Three of the studies presented in this issue took on the challenging task of delivering interventions beyond universal, at the selective or tiered levels. In Fast Track (Conduct Problems Prevention Research Group 2013), children were screened in kindergarten, but the intervention didn’t begin until grade 1 (and continued thru grade 10). Such children often come from homes with multiple and often severe problems (e.g., parental psychopathology and heavy substance use), are likely at genetic risk, and also have likely experienced poor parenting such as neglect and harsh discipline. Intervention effects were not found to the timing of first sexual intercourse, pregnancy, or STI contraction through grade 11 (ages 16–17 years). It is possible that significant prevention effects may be found at older ages, as in the prior studies discussed. The Caruthers et al. (2013) study involved a multilevel intervention with a brief motivational Family Check-Up followed by more intensive family based treatment where this was indicated for adolescents (grade 6) and their families. Whereas the intervention did not have direct effects on sexual risk behavior at age 22 years, indirect effects were found related to improvement in family relationship quality. Finally, the Skinner et al. (2013) study involved a family focused treatment for parents (with children aged 3–14 years) involved in methadone treatment and one follow-up conducted approximately 13 years later. The intervention was not found to affect the sexual risk behavior outcomes.

Given that the interventions showing stronger effects were, in general, universal in design, it is tempting to conclude that the effects in those studies were more likely for the moderately at-risk rather than the higher-risk youth. However, the Spoth et al. (2013) study had substantial effects on the outcomes, and the Kellam et al. (2013) study showed effects for the highest-risk boys.

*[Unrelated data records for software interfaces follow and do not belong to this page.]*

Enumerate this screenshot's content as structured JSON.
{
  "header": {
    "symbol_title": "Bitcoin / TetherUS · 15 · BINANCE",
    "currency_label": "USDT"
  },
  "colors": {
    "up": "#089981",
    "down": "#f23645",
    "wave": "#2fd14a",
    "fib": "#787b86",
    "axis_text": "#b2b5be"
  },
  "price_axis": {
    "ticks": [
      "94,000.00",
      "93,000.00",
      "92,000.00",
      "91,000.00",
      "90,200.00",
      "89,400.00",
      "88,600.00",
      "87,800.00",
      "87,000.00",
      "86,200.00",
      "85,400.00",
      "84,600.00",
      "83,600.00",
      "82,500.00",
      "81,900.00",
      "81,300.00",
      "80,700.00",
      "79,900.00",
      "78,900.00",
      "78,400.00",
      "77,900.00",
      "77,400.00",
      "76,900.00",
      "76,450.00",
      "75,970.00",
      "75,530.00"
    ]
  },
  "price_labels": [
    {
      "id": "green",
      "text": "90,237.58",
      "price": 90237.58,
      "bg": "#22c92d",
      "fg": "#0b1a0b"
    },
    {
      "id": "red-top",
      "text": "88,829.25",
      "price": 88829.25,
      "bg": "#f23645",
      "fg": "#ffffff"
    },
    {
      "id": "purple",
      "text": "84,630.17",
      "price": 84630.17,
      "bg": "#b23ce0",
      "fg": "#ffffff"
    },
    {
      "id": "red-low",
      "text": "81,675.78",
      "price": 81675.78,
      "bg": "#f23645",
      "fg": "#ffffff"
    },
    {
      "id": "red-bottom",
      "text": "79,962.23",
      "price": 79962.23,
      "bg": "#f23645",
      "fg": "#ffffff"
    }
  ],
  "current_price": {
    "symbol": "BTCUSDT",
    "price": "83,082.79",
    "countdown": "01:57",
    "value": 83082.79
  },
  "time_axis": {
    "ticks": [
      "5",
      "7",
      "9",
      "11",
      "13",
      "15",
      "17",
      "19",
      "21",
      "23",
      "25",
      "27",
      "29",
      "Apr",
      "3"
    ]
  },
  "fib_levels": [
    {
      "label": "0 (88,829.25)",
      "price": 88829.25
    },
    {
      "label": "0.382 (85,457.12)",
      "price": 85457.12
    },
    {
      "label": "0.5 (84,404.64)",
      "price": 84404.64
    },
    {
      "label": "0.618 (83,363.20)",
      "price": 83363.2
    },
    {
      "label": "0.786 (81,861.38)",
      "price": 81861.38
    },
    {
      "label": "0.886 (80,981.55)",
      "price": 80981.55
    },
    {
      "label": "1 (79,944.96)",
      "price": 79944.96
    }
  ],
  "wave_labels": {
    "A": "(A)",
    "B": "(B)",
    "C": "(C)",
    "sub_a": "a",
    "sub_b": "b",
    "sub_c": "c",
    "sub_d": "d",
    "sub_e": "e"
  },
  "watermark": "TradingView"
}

The GBG intervention may be particularly influential for high-risk children when delivered at age 6 to 7 years, and has the advantage that all children are included.

One difficult issue that was not addressed in these studies is the role of child sexual abuse in later sexual risk behaviors. A disturbingly large number of children and adolescents, particularly in high-risk populations, are coerced into sexual acts, which puts them at risk for ongoing sexual activity and STIs (Jones et al. 2010). This is a very difficult issue to tackle in research, particularly in a community study where school and family participation is severely compromised if such issues are assessed and reported to the police. If sexual abuse was assessed within prevention programs (at least when these are in dissemination rather than initial testing phase), it is possible that such children at high risk for STIs could be referred for more intensive prevention or treatment programs that could help them avoid problematic health outcomes.

In conclusion, the studies presented here make exemplary use of prior preventive interventions to address the issue of promotion of long-term health by prevention of sexual risk behaviors. The findings of these studies provide very encouraging evidence that prevention of conduct problems and substance use using a variety of approaches and with differing populations can have multiple benefits stretching into adulthood. In particular, findings reinforce the fact that universal early interventions addressing root causes of such behaviors can be one of the most powerful and cost-effective approaches, considering the savings related to public health and crime avoidance that accumulate over time.